Case: Fractal Design Arc Mini R2 I originally used a Parvum Systems 2.0 on the basis of its cool design and that the acrylic would be of acoustic benefit, since that material has been used on high-end turntable platters to suppress resonance. However, despite quite wide air vents, the acrylic case contained heat surprisingly badly so did not have good thermal performance at all, meaning the GPU fans would kick in very quickly under load and then run incredibly loudly. I transplanted the system in to this Fractal case which is a beauty, but interestingly it dissipated the heat very well and the GPU has still yet to spin up to a particularly loud level, WITHOUT case fan support! The difference in non-fan supported thermal performance between the two cases is quite remarkable.
PSU: Silverstone 520W Nightjar A very sexy PSU that works great, but again chosen due to its fanless design. Recommended.
Case Fans: Aerocool Dead Silence Okay, in an ideal world i would have gone for the top-end Noiseblocker fans since they look the absolute **** in terms of design and performance with a VERY keen eye on anti-vibration.

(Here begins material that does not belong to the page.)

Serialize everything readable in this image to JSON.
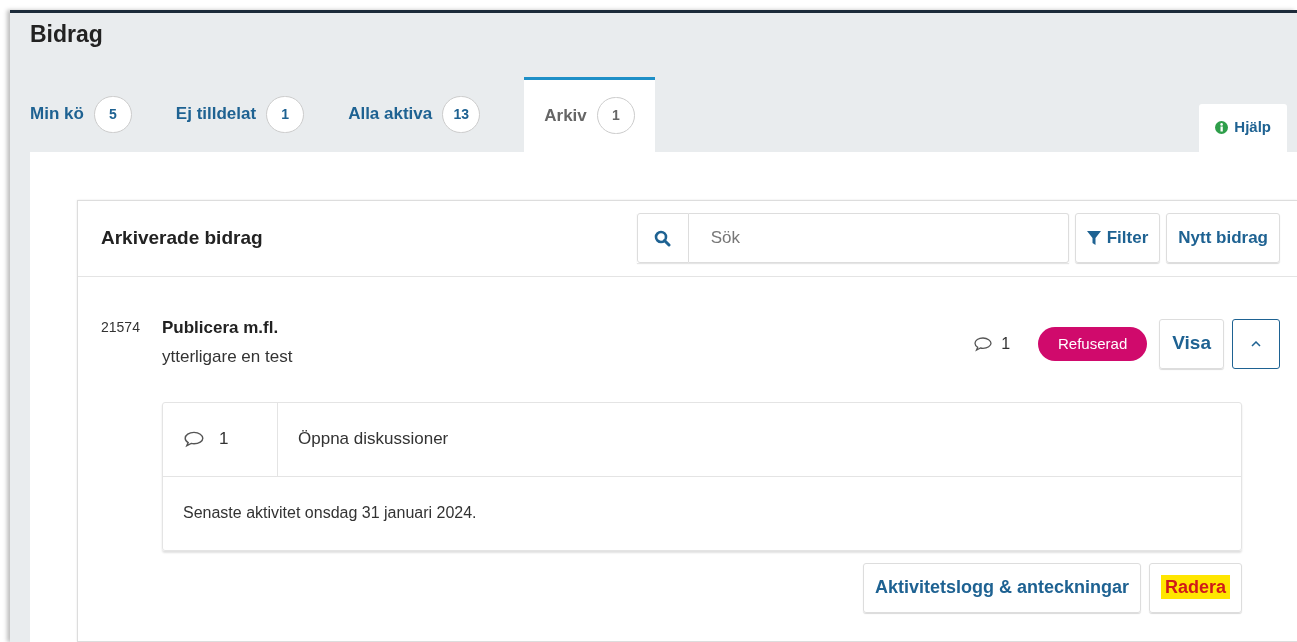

A bit pricey though, and i liked the Aerocool for its cool looks, white LEDS (i wanted a bit of bling) and its very impressive noise/airflow performance.
Fan Controller: Akasa Trio I originally ran this build with literally no fans but the ones on the GPU. Under load, it turned out this wasn't really doable. Thus, a fan controller was introduced along with case fans (another reason to ditch the Parvum - no 5.25" bay) but it needed to be a controller that could run fans down to zero as they would not be needed during idle. I'm pleased to say this has worked extremely well with a few Y splitters, it matches the case brilliantly and is so easy to kick the uber-quiet fans in to play if it sounds like the GPU is starting to break a small sweat. As mentioned before, this is in fact very rare just based on the thermal upgrade by switching to the Fractal case. It just runs so much cooler in there!!
Audio Card: Sotm tx-USB exp OK, this is where some of you will be aghast. £215 for a card that has one USB 2.0 output?!?!? Yes, i know. This bit is for the audiophile community, who are used to getting ripped off anyway. I went for this as it has the ability to remove the 5v current from the signal path, has an upgrade option for an external battery PSU, and has all its other various 'filters' and things. I also have the partnering Sotm Pre/DAC, so it made sense to pair it. A cheaper alternative is to look at the some of the Gigabyte mobos, since (supposedly) any of them with the DAC-UP feature has the ability in BIOS to disable the 5v power - a nice touch. However, i could only confirm this on one of their mini-ITX boards (too small due to the heatsink) and the useless Gigabyte support could not confirm if the mATX gaming serious boards was capable of the same benefit with DAC-UP. I didn't want to take the risk. And lastly, yes £215 is a bit much on a USB only card, but given that it is feeding in to a Hifi that is cumulatively probably worth around £10,000 at retail, its probably worth it!